Lots of apps take advantage of autolayout, and if your app isn’t currently you really should check out implementing it. Autolayout is a great tool for getting all your UIView components to be in the right place and be the right size. Animation is just the movement of objects. Sort of seems like we have two diametrically opposing concepts here; autolayout to get things in the right place with the right size and animation to move those same things around. They’re not though and here’s why: autolayout ensures the correct position of the UIViews before and after any animation (i.e. scaling, translation, etc.).

In the scenario below we’re going to animate a UIButton into a view with a move up and fade in animation. First let’s go ahead and find the XIB or Storyboard that we want to add the button to.

Initial UI Layout

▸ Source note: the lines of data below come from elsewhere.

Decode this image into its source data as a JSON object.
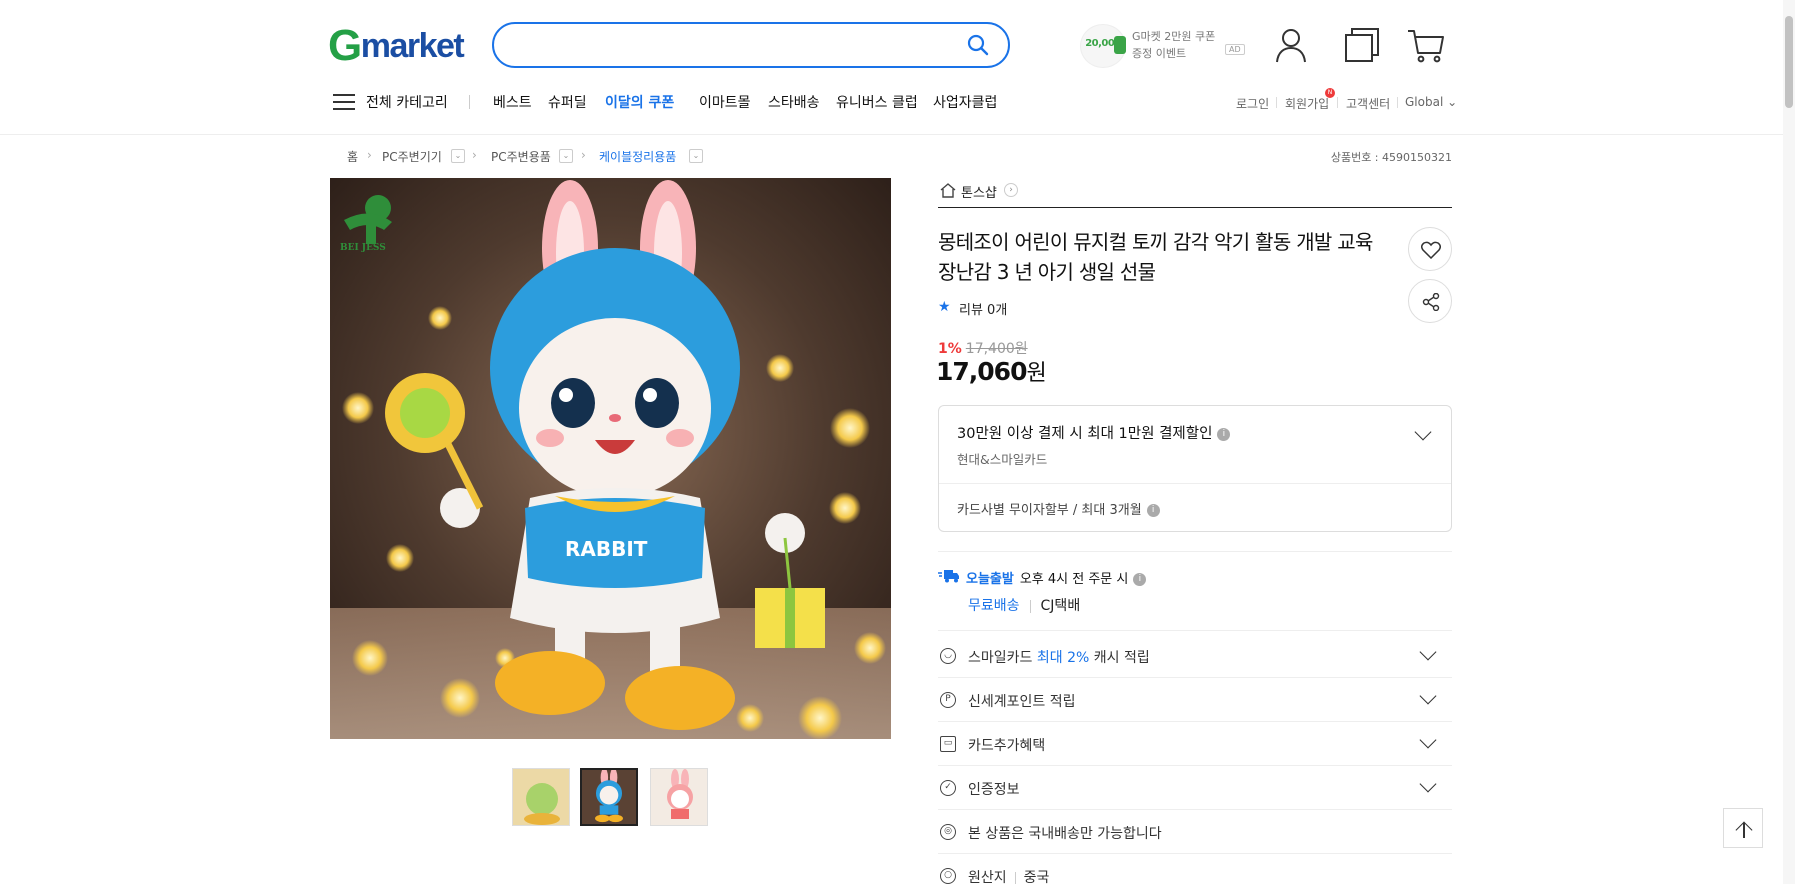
{
  "header": {
    "logo_g": "G",
    "logo_rest": "market",
    "search_placeholder": "",
    "promo_coin": "20,000",
    "promo_line1": "G마켓 2만원 쿠폰",
    "promo_line2": "증정 이벤트",
    "promo_ad": "AD"
  },
  "nav": {
    "all_categories": "전체 카테고리",
    "items": [
      "베스트",
      "슈퍼딜",
      "이달의 쿠폰",
      "이마트몰",
      "스타배송",
      "유니버스 클럽",
      "사업자클럽"
    ],
    "badge": "N",
    "util": [
      "로그인",
      "회원가입",
      "고객센터",
      "Global ⌄"
    ]
  },
  "breadcrumb": {
    "items": [
      "홈",
      "PC주변기기",
      "PC주변용품",
      "케이블정리용품"
    ],
    "product_no": "상품번호 : 4590150321"
  },
  "product": {
    "shop": "톤스샵",
    "title": "몽테조이 어린이 뮤지컬 토끼 감각 악기 활동 개발 교육 장난감 3 년 아기 생일 선물",
    "review": "리뷰 0개",
    "discount": "1%",
    "original_price": "17,400원",
    "price": "17,060",
    "price_unit": "원",
    "image_logo": "BEI JESS",
    "shirt_text": "RABBIT"
  },
  "card": {
    "title": "30만원 이상 결제 시 최대 1만원 결제할인",
    "sub": "현대&스마일카드",
    "install": "카드사별 무이자할부 / 최대 3개월"
  },
  "shipping": {
    "tag": "오늘출발",
    "cutoff": "오후 4시 전 주문 시",
    "free": "무료배송",
    "carrier": "CJ택배"
  },
  "rows": {
    "smile_pre": "스마일카드 ",
    "smile_hl": "최대 2%",
    "smile_post": " 캐시 적립",
    "point": "신세계포인트 적립",
    "card_extra": "카드추가혜택",
    "cert": "인증정보",
    "domestic": "본 상품은 국내배송만 가능합니다",
    "origin_label": "원산지",
    "origin_value": "중국"
  },
  "colors": {
    "accent": "#1a73e8",
    "logo_green": "#24a046",
    "discount_red": "#ee3a3a"
  }
}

Next we will use autolayout to ensure that the button is in the center of the view with a specific width and height. If you need a refresher on how to setup constraints, hold the Control key down then click and drag from the view you want to impact to the view you want to create a relationship to. In our scenario we want to create constraints between the UIButton and the super view. We also want to establish height and width constraints. To do this, hold Control down and click & drag from the UIButton and release while still moused over the UIButton. You should see the ‘Height’ and ‘Width’ options from the context menu.

Instructional graphic for setting up a constraint via Interface builder

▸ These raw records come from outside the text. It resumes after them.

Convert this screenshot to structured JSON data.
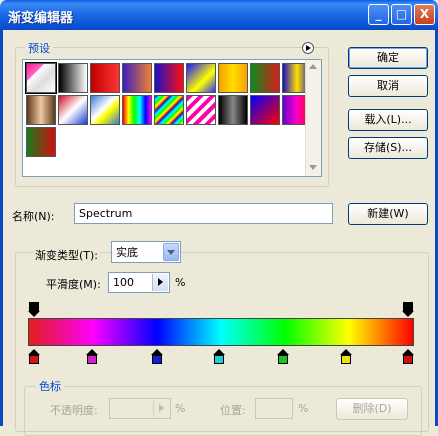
{
  "window": {
    "title": "渐变编辑器",
    "minimize": "_",
    "maximize": "□",
    "close": "X"
  },
  "presets": {
    "label": "预设",
    "menu_icon": "play-arrow-icon",
    "swatches": [
      "linear-gradient(135deg,#ff1a8c 0%,#ff66cc 30%,#fff 31%,#ddd 60%,#fff 100%)",
      "linear-gradient(to right,#000,#fff)",
      "linear-gradient(to right,#c00000,#ff3333)",
      "linear-gradient(to right,#3a1fbf,#f08030)",
      "linear-gradient(to right,#1a0fc8,#ff1010)",
      "linear-gradient(135deg,#1818ff,#ffff00 60%,#3030ff)",
      "linear-gradient(to right,#f6a000,#ffdd00,#f6a000)",
      "linear-gradient(to right,#0a8c1a,#d81c1c)",
      "linear-gradient(to right,#1a0fc8,#ffe000,#1a0fc8)",
      "linear-gradient(to right,#5b3a1f,#f0c8a0,#5b3a1f)",
      "linear-gradient(135deg,#d0102a,#fff 50%,#1a3cd0)",
      "linear-gradient(135deg,#3b7ad6,#fff 45%,#ff0 60%,#3b7ad6)",
      "linear-gradient(to right,#ff0000,#ffff00,#00ff00,#00ffff,#0000ff,#ff00ff)",
      "repeating-linear-gradient(135deg,#00c,#0ff 8%,#0f0 14%,#ff0 20%,#f00 26%)",
      "repeating-linear-gradient(135deg,#ff00aa 0 4px,#ffffff 4px 8px)",
      "linear-gradient(to right,#000,#888,#000)",
      "linear-gradient(135deg,#0000ff,#ff0000)",
      "linear-gradient(to right,#6600cc,#ff00cc,#ff0000)",
      "linear-gradient(to right,#1a7a1a,#d01010)"
    ]
  },
  "buttons": {
    "ok": "确定",
    "cancel": "取消",
    "load": "载入(L)...",
    "save": "存储(S)...",
    "new": "新建(W)"
  },
  "name": {
    "label": "名称(N):",
    "value": "Spectrum"
  },
  "gradient_type": {
    "label": "渐变类型(T):",
    "value": "实底"
  },
  "smoothness": {
    "label": "平滑度(M):",
    "value": "100",
    "unit": "%"
  },
  "gradient": {
    "colors": [
      "#e0201b",
      "#ff00ff",
      "#0000ff",
      "#00ffff",
      "#00ff00",
      "#ffff00",
      "#ff0000"
    ],
    "color_stops": [
      {
        "pos": 0,
        "color": "#dd1010"
      },
      {
        "pos": 15.5,
        "color": "#d020d0"
      },
      {
        "pos": 33,
        "color": "#1020d0"
      },
      {
        "pos": 49.5,
        "color": "#20d0d0"
      },
      {
        "pos": 66.5,
        "color": "#20c020"
      },
      {
        "pos": 83.5,
        "color": "#e8e800"
      },
      {
        "pos": 100,
        "color": "#cc1010"
      }
    ],
    "opacity_stops": [
      0,
      100
    ]
  },
  "stops": {
    "label": "色标",
    "opacity_label": "不透明度:",
    "location_label": "位置:",
    "delete": "删除(D)",
    "percent": "%"
  }
}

First create a constraint between the button and the super view to Center Horizontally in Center. Then create a constraint between the button and the super view to Center Vertically in Center. Finally, create two more constraints for the button’s height and width. When you’re done setting up the constraints it should look similar to this.

Setting up the constraints

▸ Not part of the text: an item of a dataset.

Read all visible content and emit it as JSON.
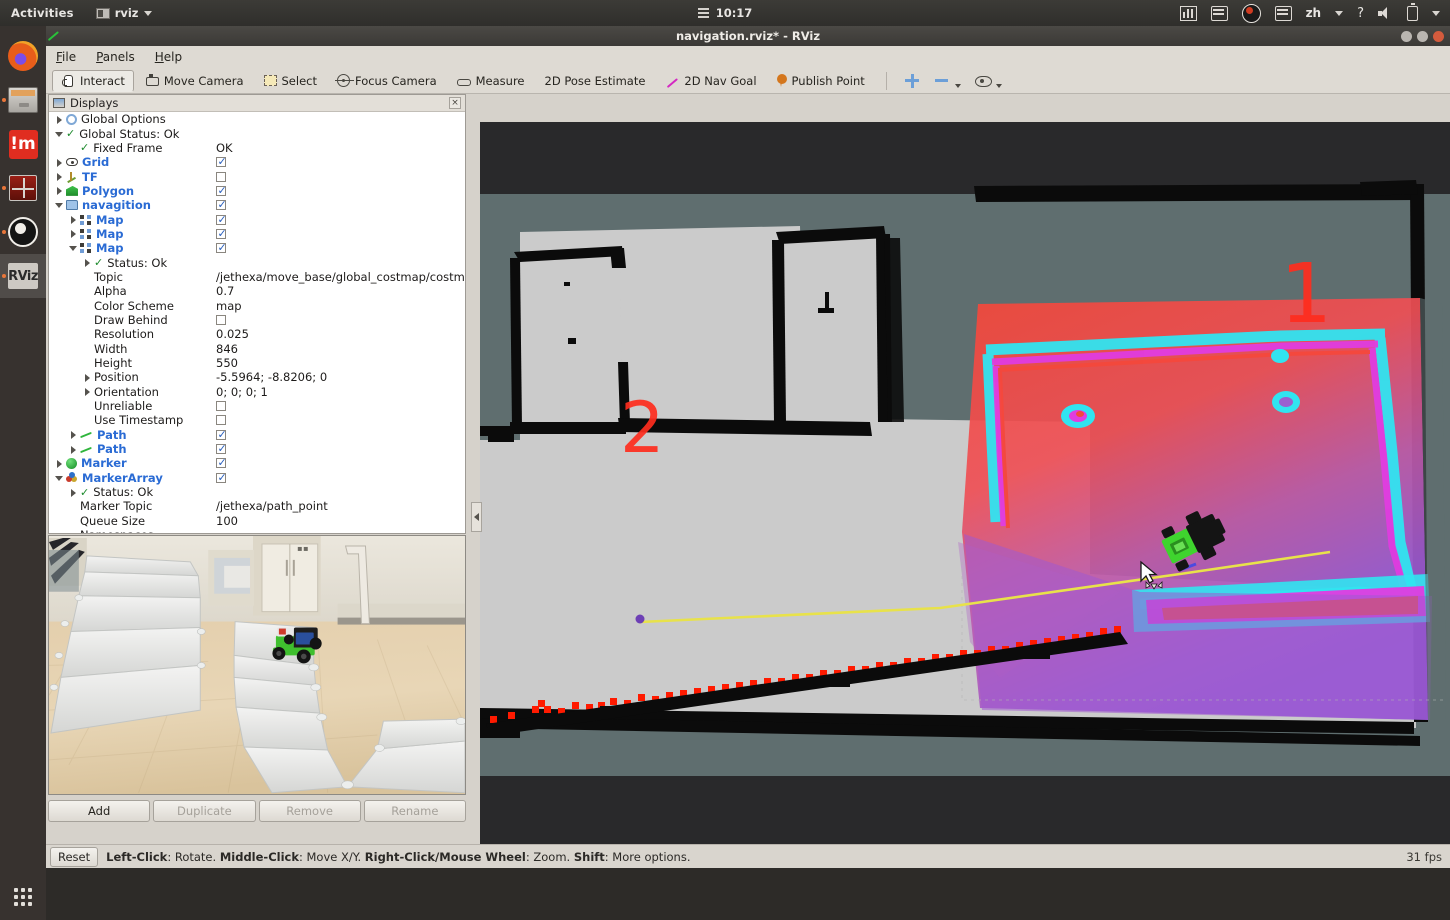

Next up we’re going to go ahead and set the constant value of the Center Vertically in Center constraint. Our goal is to animate the button up so we will first have to set its initial position a bit further down on the view. In this case, let’s say 100 points. Now our button is 100 points south of where we want it to be when we’re done animating.

Setting the constraint constant value

Let’s juice this up a bit and have it fade in while it moves up. To fade it in, it must first be faded out. Setting the alpha level on the button itself will do the trick

Setting up the alpha level to 0

Cool, we’re almost done with interface builder. We’ll just go ahead and create outlets for the button and the button’s vertical constraint within the view. Go ahead and create these constraints. Lots of times properties are created in the header file but if you don’t need to expose these properties to other classes we can go ahead and keep them private within the implementation. While it’s pretty well known on how to create the property for a button, you may not have done this for a constraint. Luckily though it’s just as simple. Instead of dragging from the button, find the constraint and click and drag from there as seen in the screenshot below.

Outlet connection for constraint

Your constraints should look pretty much like this:

Constraints should like like example

Now for the final part. Adding in the animation. To animate with autolayout we will change the constant of the vertical constraint. Remember we initially set this to be 100. We want to animate the button back to the center of the screen so we can set this constant value to 0. If we were to add this constant change to the animations block of a [UIView animateWithDuration:animations] call we would see the button in the place we want it but no animation. The reason being that setting the constant is just the first step. The actual change happens when the layout is redrawn with the new constraint constant. So if we set the constraint constant and then in the animation block make a call to layoutIfNeeded we will see the animation occur where the button starts out 100 points off of center and moves up to center. Inside the animation block we’ll add a call to set the button’s alpha level to 1 so that it’s fully visible. Check out the snippet below where we have this coded up in the viewDidAppear method of the view. Following the code snippet we have a sample of what this animation will look like on the device. Play around with the duration value but remember users didn’t download your app to watch animated feature films so keep them relevant and don’t keep users waiting for complex animations to happen before they can use your app.

- (void)viewDidAppear:(BOOL)animated {

    [super viewDidAppear:animated];

    constraintButtonVertPosition.constant = 0;

    [UIView animateWithDuration:.5f animations:^{
        btnLogin.alpha = 1;
        [btnLogin layoutIfNeeded];
    }];
}

And here it is in action… hope this helps!

Sample animation